*TASK DIRECTIONS*. When a line in the data below includes "subtitle", pick it out and copy it.

*SUPPLIED MATERIAL*.
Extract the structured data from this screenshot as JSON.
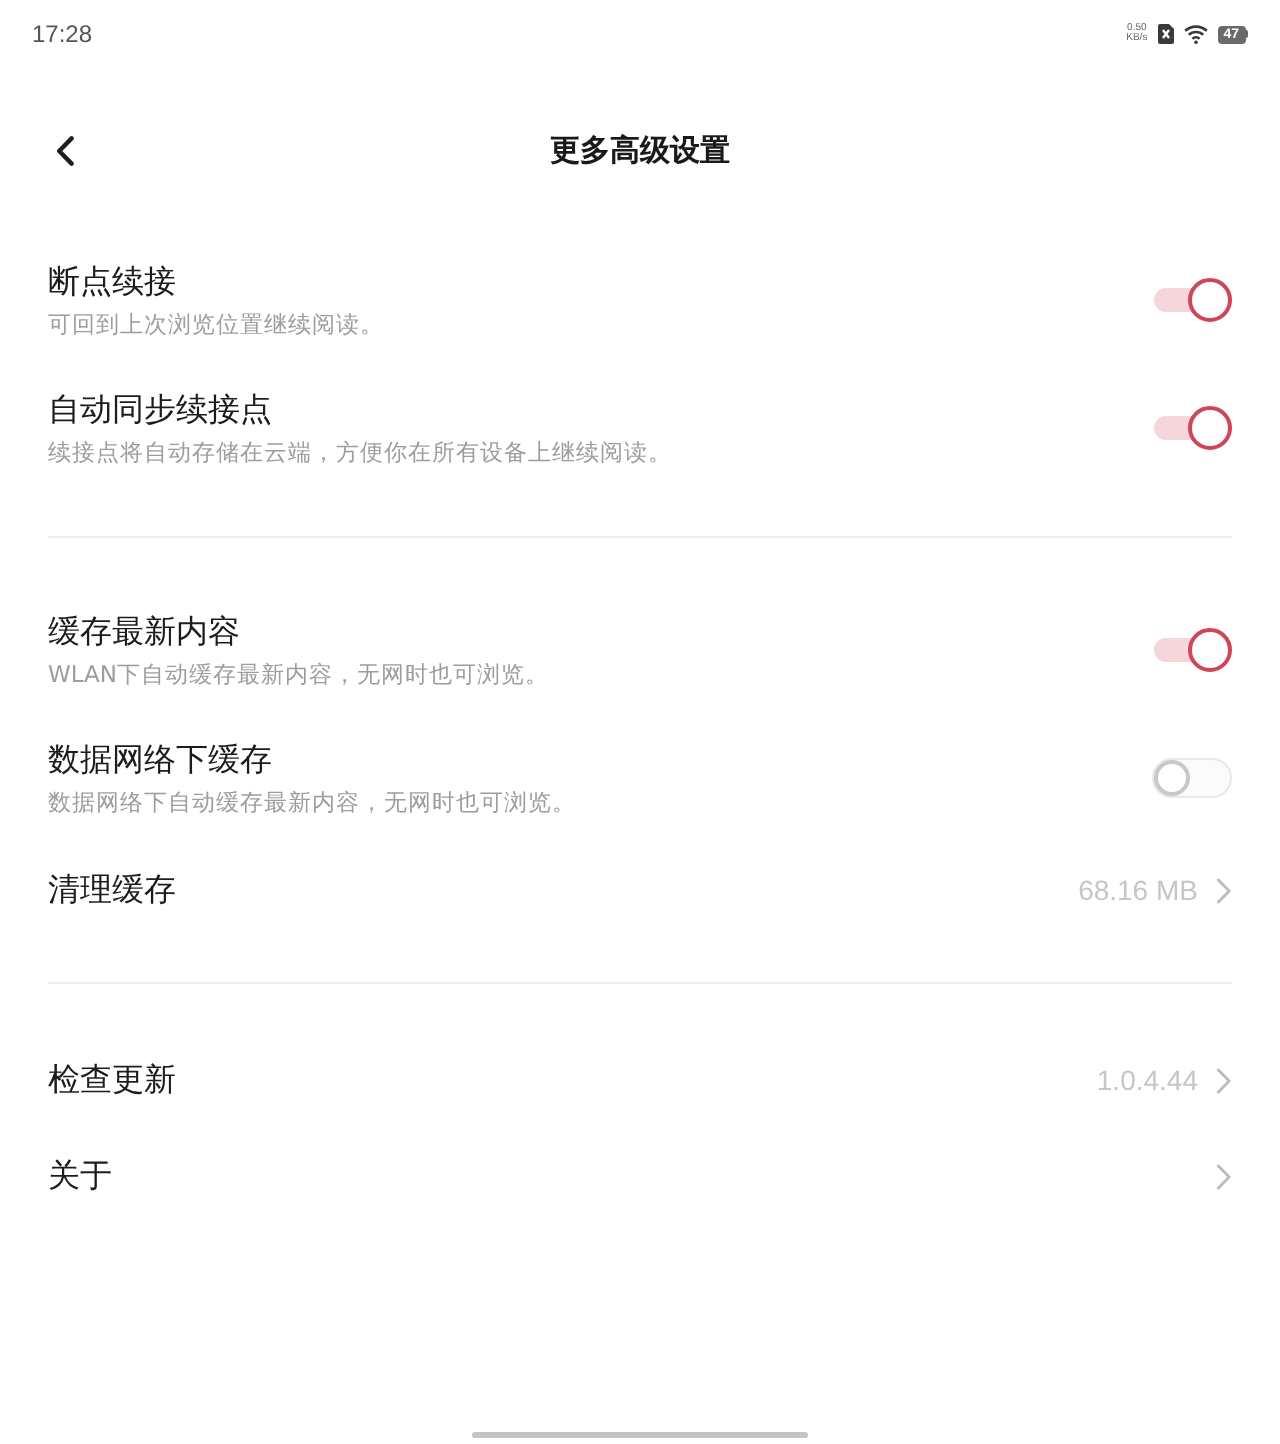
{
  "status_bar": {
    "time": "17:28",
    "net_speed": "0.50",
    "net_speed_unit": "KB/s",
    "battery": "47"
  },
  "header": {
    "title": "更多高级设置"
  },
  "sections": [
    {
      "items": [
        {
          "kind": "toggle",
          "title": "断点续接",
          "subtitle": "可回到上次浏览位置继续阅读。",
          "on": true
        },
        {
          "kind": "toggle",
          "title": "自动同步续接点",
          "subtitle": "续接点将自动存储在云端，方便你在所有设备上继续阅读。",
          "on": true
        }
      ]
    },
    {
      "items": [
        {
          "kind": "toggle",
          "title": "缓存最新内容",
          "subtitle": "WLAN下自动缓存最新内容，无网时也可浏览。",
          "on": true
        },
        {
          "kind": "toggle",
          "title": "数据网络下缓存",
          "subtitle": "数据网络下自动缓存最新内容，无网时也可浏览。",
          "on": false
        },
        {
          "kind": "link",
          "title": "清理缓存",
          "value": "68.16 MB"
        }
      ]
    },
    {
      "items": [
        {
          "kind": "link",
          "title": "检查更新",
          "value": "1.0.4.44"
        },
        {
          "kind": "link",
          "title": "关于"
        }
      ]
    }
  ]
}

*EXERCISE ANSWER*.
          "subtitle": "可回到上次浏览位置继续阅读。",
          "subtitle": "续接点将自动存储在云端，方便你在所有设备上继续阅读。",
          "subtitle": "WLAN下自动缓存最新内容，无网时也可浏览。",
          "subtitle": "数据网络下自动缓存最新内容，无网时也可浏览。",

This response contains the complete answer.